5. Look. There is something called the ‘bottom line’, which is a shadow that extends from the anus up towards the back along the crease of the buttocks. It begins as 1cm and lengthens to 10cm, and its length correlates with cervical dilation. Why not look down there before inviting a stranger to put their fingers up inside you? It makes sense to me. Here is current research verifying the existence of the bottom line, and in their trial it was measurable and had acceptable accuracy for 76% of women checked.
6. Gooey Stuff. Also known as bloody show; there is usually one at around 2-3 cm dilation, and it can happen during the beginning of labor or a few days beforehand. Sometimes it’s hard to know what is or isn’t a show, since during the days before labor the amount of vaginal mucus increases in preparation and this can be confusing. A show is up to a couple of tablespoons in quantity, so quite a lot. It can be clear, but is usually streaked with pink, brown, or bright blood. If there is more than a couple of tablespoons of blood then you do need to go into the hospital to make sure the placenta is not detaching, but if there is just a bit and then it stops, then it is just show. There is a SECOND show at around 8 cm dilation. This second show means that birth is near.
7. Opening of the Back. This is at the spot where your birth partner has been doing lower back massage, at the area above the tailbone. It is a smaller than palm-sized, rather kite-shaped area that bulges out during pushing. At this point you’ve waited too long to go into hospital, and you need to refer to my other post, 4 rules of what to do when delivering a baby!

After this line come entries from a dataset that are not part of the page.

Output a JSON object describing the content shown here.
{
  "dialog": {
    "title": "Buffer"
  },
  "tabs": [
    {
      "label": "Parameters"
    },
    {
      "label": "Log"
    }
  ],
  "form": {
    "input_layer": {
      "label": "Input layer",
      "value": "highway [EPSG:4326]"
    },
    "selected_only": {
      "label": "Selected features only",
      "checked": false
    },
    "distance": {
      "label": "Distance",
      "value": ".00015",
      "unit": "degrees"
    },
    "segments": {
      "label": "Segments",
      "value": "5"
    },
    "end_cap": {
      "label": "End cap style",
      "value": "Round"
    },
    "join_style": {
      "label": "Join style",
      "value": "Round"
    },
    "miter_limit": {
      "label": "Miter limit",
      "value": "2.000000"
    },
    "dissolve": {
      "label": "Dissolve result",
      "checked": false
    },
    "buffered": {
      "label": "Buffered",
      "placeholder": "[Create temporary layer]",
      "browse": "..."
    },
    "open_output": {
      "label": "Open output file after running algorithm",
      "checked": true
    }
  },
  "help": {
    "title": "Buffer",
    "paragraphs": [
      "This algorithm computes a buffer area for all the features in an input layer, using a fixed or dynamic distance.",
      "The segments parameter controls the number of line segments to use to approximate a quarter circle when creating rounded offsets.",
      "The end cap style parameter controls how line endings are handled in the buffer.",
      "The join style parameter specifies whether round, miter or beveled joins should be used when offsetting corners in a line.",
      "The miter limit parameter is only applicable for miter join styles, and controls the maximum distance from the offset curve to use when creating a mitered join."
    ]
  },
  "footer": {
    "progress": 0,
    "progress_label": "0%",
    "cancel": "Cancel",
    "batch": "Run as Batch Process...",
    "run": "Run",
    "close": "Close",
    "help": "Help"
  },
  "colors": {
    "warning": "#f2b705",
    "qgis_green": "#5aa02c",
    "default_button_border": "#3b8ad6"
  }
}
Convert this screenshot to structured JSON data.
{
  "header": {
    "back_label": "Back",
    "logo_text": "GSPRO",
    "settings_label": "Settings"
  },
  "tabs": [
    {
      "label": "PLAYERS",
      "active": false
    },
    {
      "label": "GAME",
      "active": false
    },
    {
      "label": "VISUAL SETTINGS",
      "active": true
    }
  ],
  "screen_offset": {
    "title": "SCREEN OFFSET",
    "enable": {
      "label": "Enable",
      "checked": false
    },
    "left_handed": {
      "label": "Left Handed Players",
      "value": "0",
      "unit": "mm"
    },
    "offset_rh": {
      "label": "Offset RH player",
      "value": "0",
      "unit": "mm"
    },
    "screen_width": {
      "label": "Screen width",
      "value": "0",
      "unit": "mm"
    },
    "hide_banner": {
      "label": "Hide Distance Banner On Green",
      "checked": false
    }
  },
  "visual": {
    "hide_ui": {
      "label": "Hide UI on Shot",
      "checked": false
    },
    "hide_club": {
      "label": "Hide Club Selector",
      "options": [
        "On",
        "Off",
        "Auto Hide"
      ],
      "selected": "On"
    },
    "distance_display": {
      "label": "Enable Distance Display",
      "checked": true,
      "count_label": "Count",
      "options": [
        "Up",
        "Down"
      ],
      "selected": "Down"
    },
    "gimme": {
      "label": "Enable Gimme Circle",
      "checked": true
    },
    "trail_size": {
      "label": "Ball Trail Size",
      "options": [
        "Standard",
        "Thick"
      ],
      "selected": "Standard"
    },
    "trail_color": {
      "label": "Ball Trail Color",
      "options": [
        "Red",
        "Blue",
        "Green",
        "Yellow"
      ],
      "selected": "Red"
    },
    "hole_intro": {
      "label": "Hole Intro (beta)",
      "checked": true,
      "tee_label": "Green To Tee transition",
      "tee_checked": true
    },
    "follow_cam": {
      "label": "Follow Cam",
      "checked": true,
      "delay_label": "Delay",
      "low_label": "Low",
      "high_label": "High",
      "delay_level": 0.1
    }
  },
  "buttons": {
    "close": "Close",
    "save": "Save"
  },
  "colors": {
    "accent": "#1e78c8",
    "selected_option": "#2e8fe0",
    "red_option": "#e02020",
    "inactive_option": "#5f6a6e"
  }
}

8. Check yourself. Okay, so technically this one is an internal check, but it done by YOU. You don’t have to announce the results or write them down: it is not an exam. To me it’s obvious that as the owner of your body, you have more of a right than anyone else to feel comfortable with it and understand how it works. It helps to get to know what your own cervix feels like from early on in your pregnancy, if not before, and then to keep a regular check on what feels normal. If you do this through out your pregnancy you will keep your flexibility into the 9th month. Check out the Web site My Beautiful Cervix to see photos and descriptions of what a cervix should feel like. At 1 cm you can fit the tip of one finger inside. Use a ruler to practice discerning how many centimeters dilation feels like, measuring with your pointer and middle finger. NOTE: Always, always, always wash your hands thoroughly beforehand, up to the elbows, for 4 minutes at least. Do not assess your own dilation after your waters have broken.